I note, however, that David Gibson in his essay “Barth on Divine Election” in the recently published Wiley Blackwell Companion to Karl Barth, edited by George Hunsinger and Keith Johnson in vol 1, p56, concludes that
“Debate over Barth’s doctrine of election…is likely to continue and even more likely to dominate the primary way Barth on election is received. It would be unfortunate, however, if several other key aspects of his treatment were not admired and appreciated, just as the critical questions to be asked of his presentation also extend beyond the relationship between election and trinity”.
John McDowell as well sounds a certain note of caution and concern in his Afterword – Being and Becoming in Gratuity: Barth after Maury in “Election, Barth and the French Connection: How Pierre Maury gave a ‘Decisive Impetus’ to Karl Barth’s Doctrine of Election” p 246 –
“What is clear from McCormack’s proposals is that the specific logic of Barth’s redeveloped account of election requires the use of Barth against Barth, given that the Princeton-based commentator laments that the Swiss theologian refused to consistently apply his radical insights.
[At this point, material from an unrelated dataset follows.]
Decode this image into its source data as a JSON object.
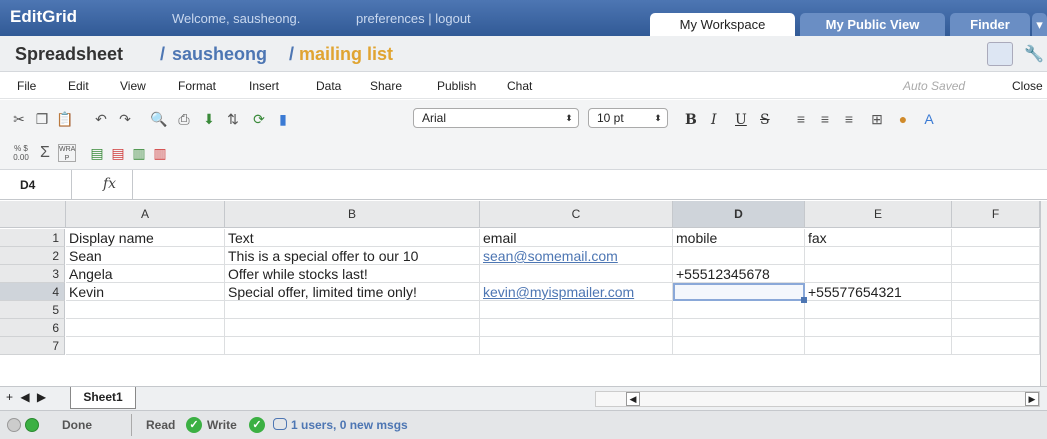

Of course, this raises questions in its own right. Barth was not renowned for shrinking away from making difficult decisions in the context of the traditions he moved in and of offering unpopular theological reconfigurations. His correspondence with Maury over the implications of criticizing Calvin’s doctrine of predestination is a noteworthy example of his lack of timidity. His unceremonious confrontation with Emil Brunner in print in 1934 is another even more infamous example. Consequently, it needs to be asked what prevented him from effecting a consistent revision of his doctrine of God. Further, assuming that an inconsistency can in fact be conclusively demonstrated, what is there to prevent the logical consistency coming from the other side of the pole? The key is to identify what is theologically at stake for the various disputants, and to appreciate what problems they are trying to solve”.
. More is required at this point than the claim that “To acknowledge the question and its importance might well have forced upon him the necessity of “beginning again at the beginning” in a quite literal sense—which by this point in time (early 1940s) was utterly unthinkable” (McCormack, “Grace and Being,” 103).
You can trawl through and find all the summaries of Bruce’s lectures here: https://wheatonblog.wordpress.com/2011/09/28/is-the-reformation-over-reflections-on-the-place-of-the-doctrine-of-god-in-evangelical-theology-today-mccormack-kantzer-lecture-1/ , or watch here: https://henrycenter.tiu.edu/resource/processions-contain-missions-doctrine-of-immanent-trinity/